» Prompt
Your task is to give the entries back exactly, leaving nothing out.

» Listed records
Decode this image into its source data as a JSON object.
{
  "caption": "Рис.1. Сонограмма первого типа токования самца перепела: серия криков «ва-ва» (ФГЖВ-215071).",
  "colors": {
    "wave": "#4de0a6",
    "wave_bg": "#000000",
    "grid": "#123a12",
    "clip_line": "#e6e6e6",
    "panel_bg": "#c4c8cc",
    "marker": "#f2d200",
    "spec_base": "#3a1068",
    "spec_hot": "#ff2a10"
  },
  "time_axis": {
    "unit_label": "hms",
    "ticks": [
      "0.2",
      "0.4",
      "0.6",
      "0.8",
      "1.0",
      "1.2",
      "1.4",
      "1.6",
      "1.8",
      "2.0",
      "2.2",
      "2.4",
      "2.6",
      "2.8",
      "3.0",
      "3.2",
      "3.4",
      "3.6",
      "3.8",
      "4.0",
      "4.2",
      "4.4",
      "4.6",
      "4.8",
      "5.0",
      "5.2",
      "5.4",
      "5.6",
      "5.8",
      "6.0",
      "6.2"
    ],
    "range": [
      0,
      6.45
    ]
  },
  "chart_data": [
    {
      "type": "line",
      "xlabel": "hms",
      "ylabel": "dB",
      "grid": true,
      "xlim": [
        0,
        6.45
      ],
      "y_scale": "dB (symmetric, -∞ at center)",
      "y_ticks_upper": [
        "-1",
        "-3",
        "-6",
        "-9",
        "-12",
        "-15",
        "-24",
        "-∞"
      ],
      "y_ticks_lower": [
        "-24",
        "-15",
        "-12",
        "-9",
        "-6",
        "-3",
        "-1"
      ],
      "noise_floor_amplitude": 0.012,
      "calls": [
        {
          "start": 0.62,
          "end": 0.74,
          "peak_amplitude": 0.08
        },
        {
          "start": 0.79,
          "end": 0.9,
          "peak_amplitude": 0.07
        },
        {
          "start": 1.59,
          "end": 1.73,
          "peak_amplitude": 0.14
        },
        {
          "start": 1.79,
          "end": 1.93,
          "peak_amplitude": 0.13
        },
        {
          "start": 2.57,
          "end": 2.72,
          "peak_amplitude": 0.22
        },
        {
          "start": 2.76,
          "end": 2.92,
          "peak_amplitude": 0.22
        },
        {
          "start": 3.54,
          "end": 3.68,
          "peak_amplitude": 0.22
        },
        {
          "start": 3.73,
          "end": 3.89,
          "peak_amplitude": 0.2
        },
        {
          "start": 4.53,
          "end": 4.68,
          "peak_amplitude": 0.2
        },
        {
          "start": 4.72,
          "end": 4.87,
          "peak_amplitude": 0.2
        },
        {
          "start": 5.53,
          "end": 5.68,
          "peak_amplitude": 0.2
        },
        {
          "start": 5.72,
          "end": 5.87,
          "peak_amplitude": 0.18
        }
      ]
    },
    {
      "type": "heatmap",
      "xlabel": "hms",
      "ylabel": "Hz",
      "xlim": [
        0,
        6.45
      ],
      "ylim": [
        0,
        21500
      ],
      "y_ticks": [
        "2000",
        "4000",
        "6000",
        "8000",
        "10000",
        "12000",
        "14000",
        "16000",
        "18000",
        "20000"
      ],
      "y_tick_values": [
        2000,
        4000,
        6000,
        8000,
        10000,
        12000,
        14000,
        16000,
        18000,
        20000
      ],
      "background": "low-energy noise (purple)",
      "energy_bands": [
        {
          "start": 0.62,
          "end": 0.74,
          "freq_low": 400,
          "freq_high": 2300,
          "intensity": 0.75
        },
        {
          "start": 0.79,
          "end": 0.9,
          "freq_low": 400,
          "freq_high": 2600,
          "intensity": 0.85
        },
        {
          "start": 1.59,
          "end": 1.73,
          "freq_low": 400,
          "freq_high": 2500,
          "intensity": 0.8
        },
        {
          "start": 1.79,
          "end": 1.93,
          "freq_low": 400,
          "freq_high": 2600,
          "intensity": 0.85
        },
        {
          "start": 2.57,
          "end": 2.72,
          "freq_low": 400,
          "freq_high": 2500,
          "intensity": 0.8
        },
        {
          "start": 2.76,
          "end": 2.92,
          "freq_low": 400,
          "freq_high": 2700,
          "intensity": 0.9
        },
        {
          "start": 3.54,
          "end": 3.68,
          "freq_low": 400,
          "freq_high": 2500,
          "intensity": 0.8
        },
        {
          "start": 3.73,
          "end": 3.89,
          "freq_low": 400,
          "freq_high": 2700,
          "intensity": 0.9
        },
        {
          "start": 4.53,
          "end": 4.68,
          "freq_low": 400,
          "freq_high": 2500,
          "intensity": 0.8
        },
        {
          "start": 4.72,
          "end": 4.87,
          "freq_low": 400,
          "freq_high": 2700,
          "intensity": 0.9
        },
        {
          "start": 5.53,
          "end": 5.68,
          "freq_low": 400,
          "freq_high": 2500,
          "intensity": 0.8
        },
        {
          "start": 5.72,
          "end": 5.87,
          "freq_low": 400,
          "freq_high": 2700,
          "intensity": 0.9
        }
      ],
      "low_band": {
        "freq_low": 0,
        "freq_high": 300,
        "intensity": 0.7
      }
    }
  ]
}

» Response area
Decode this image into its source data as a JSON object.
{
  "caption": "Рис.1. Сонограмма первого типа токования самца перепела: серия криков «ва-ва» (ФГЖВ-215071).",
  "colors": {
    "wave": "#4de0a6",
    "wave_bg": "#000000",
    "grid": "#123a12",
    "clip_line": "#e6e6e6",
    "panel_bg": "#c4c8cc",
    "marker": "#f2d200",
    "spec_base": "#3a1068",
    "spec_hot": "#ff2a10"
  },
  "time_axis": {
    "unit_label": "hms",
    "ticks": [
      "0.2",
      "0.4",
      "0.6",
      "0.8",
      "1.0",
      "1.2",
      "1.4",
      "1.6",
      "1.8",
      "2.0",
      "2.2",
      "2.4",
      "2.6",
      "2.8",
      "3.0",
      "3.2",
      "3.4",
      "3.6",
      "3.8",
      "4.0",
      "4.2",
      "4.4",
      "4.6",
      "4.8",
      "5.0",
      "5.2",
      "5.4",
      "5.6",
      "5.8",
      "6.0",
      "6.2"
    ],
    "range": [
      0,
      6.45
    ]
  },
  "chart_data": [
    {
      "type": "line",
      "xlabel": "hms",
      "ylabel": "dB",
      "grid": true,
      "xlim": [
        0,
        6.45
      ],
      "y_scale": "dB (symmetric, -∞ at center)",
      "y_ticks_upper": [
        "-1",
        "-3",
        "-6",
        "-9",
        "-12",
        "-15",
        "-24",
        "-∞"
      ],
      "y_ticks_lower": [
        "-24",
        "-15",
        "-12",
        "-9",
        "-6",
        "-3",
        "-1"
      ],
      "noise_floor_amplitude": 0.012,
      "calls": [
        {
          "start": 0.62,
          "end": 0.74,
          "peak_amplitude": 0.08
        },
        {
          "start": 0.79,
          "end": 0.9,
          "peak_amplitude": 0.07
        },
        {
          "start": 1.59,
          "end": 1.73,
          "peak_amplitude": 0.14
        },
        {
          "start": 1.79,
          "end": 1.93,
          "peak_amplitude": 0.13
        },
        {
          "start": 2.57,
          "end": 2.72,
          "peak_amplitude": 0.22
        },
        {
          "start": 2.76,
          "end": 2.92,
          "peak_amplitude": 0.22
        },
        {
          "start": 3.54,
          "end": 3.68,
          "peak_amplitude": 0.22
        },
        {
          "start": 3.73,
          "end": 3.89,
          "peak_amplitude": 0.2
        },
        {
          "start": 4.53,
          "end": 4.68,
          "peak_amplitude": 0.2
        },
        {
          "start": 4.72,
          "end": 4.87,
          "peak_amplitude": 0.2
        },
        {
          "start": 5.53,
          "end": 5.68,
          "peak_amplitude": 0.2
        },
        {
          "start": 5.72,
          "end": 5.87,
          "peak_amplitude": 0.18
        }
      ]
    },
    {
      "type": "heatmap",
      "xlabel": "hms",
      "ylabel": "Hz",
      "xlim": [
        0,
        6.45
      ],
      "ylim": [
        0,
        21500
      ],
      "y_ticks": [
        "2000",
        "4000",
        "6000",
        "8000",
        "10000",
        "12000",
        "14000",
        "16000",
        "18000",
        "20000"
      ],
      "y_tick_values": [
        2000,
        4000,
        6000,
        8000,
        10000,
        12000,
        14000,
        16000,
        18000,
        20000
      ],
      "background": "low-energy noise (purple)",
      "energy_bands": [
        {
          "start": 0.62,
          "end": 0.74,
          "freq_low": 400,
          "freq_high": 2300,
          "intensity": 0.75
        },
        {
          "start": 0.79,
          "end": 0.9,
          "freq_low": 400,
          "freq_high": 2600,
          "intensity": 0.85
        },
        {
          "start": 1.59,
          "end": 1.73,
          "freq_low": 400,
          "freq_high": 2500,
          "intensity": 0.8
        },
        {
          "start": 1.79,
          "end": 1.93,
          "freq_low": 400,
          "freq_high": 2600,
          "intensity": 0.85
        },
        {
          "start": 2.57,
          "end": 2.72,
          "freq_low": 400,
          "freq_high": 2500,
          "intensity": 0.8
        },
        {
          "start": 2.76,
          "end": 2.92,
          "freq_low": 400,
          "freq_high": 2700,
          "intensity": 0.9
        },
        {
          "start": 3.54,
          "end": 3.68,
          "freq_low": 400,
          "freq_high": 2500,
          "intensity": 0.8
        },
        {
          "start": 3.73,
          "end": 3.89,
          "freq_low": 400,
          "freq_high": 2700,
          "intensity": 0.9
        },
        {
          "start": 4.53,
          "end": 4.68,
          "freq_low": 400,
          "freq_high": 2500,
          "intensity": 0.8
        },
        {
          "start": 4.72,
          "end": 4.87,
          "freq_low": 400,
          "freq_high": 2700,
          "intensity": 0.9
        },
        {
          "start": 5.53,
          "end": 5.68,
          "freq_low": 400,
          "freq_high": 2500,
          "intensity": 0.8
        },
        {
          "start": 5.72,
          "end": 5.87,
          "freq_low": 400,
          "freq_high": 2700,
          "intensity": 0.9
        }
      ],
      "low_band": {
        "freq_low": 0,
        "freq_high": 300,
        "intensity": 0.7
      }
    }
  ]
}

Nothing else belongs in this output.